Heritage University to partially reopen campus in the fall
TOPPENISH, Wash. — Heritage University will partially reopen its Toppenish campus for classes in the fall, university president Dr. Andrew Sund announced Wednesday.
Sund said two developments that factored into the decision to reopen campus were: 1) Gov. Jay Inslee’s proclamation allowing universities to reopen and 2) Yakima County’s progress in containing the coronavirus, which has resulted in the county entering Phase 1.5 of the state’s reopening plan.
“Heritage exists to serve students who face difficulties accessing higher education for various reasons, one of which is that they want to stay in this wonderful valley we call home. However, many students do not have the conditions in their homes to conduct significant academic work. Internet connectivity is unreliable and space is limited – especially if they have siblings in the home all of whom need quiet study space and access to high-speed internet,” Sund said. “For them, access to higher education means coming to campus.”

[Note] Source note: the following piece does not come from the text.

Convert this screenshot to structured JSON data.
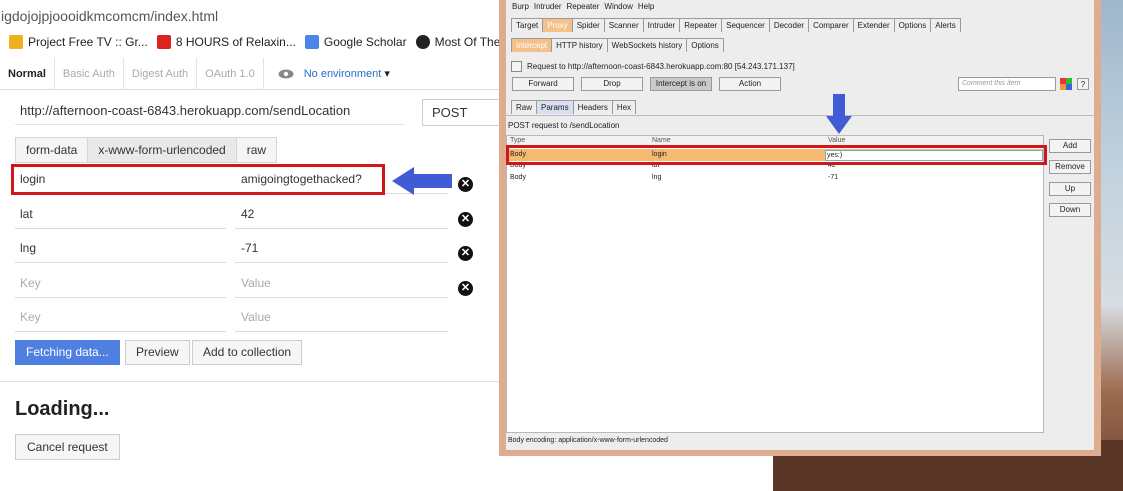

Under Heritage’s reopening plan, approved by the Yakima Health District, many courses will offer a combination of face-to-face instruction and remote learning.
When on campus, steps will be taken to ensure that class sizes are kept small to allow for safe social distancing. In many cases, classes will be divided into subsections where one group comes to class and the other learns online one day, and then the groups switch for the next day. Students will also determine their ability to come to campus based on health-related concerns for themselves and their family members, a news release from Heritage University said.
The majority of student support activities will be offered online. However, students who want in-person tutoring at the university’s Academic Skills Center will be accommodated by setting up Plexiglas dividers between the tutor and student.
Sund said every precaution will be taken to ensure the safety of all students, faculty and staff while on campus.
“While we recognize that it is important to open our campus for instruction because of the needs of our students, we must do so while following the strictest safety protocols,” Sund said.
Other protocols include requiring the wearing of face masks at all times and constant cleaning, disinfecting and sanitizing of classrooms and other locations on campus.
“Above all else, we must continue to lead with our mission, always acting in the best interest of our students across all aspects of their beings, their health and safety and their determination to continue to move forward with their lives and education,” Sund said.
The university’s regional site at Columbia Basin College in Tri-Cities will also partially reopen in the fall.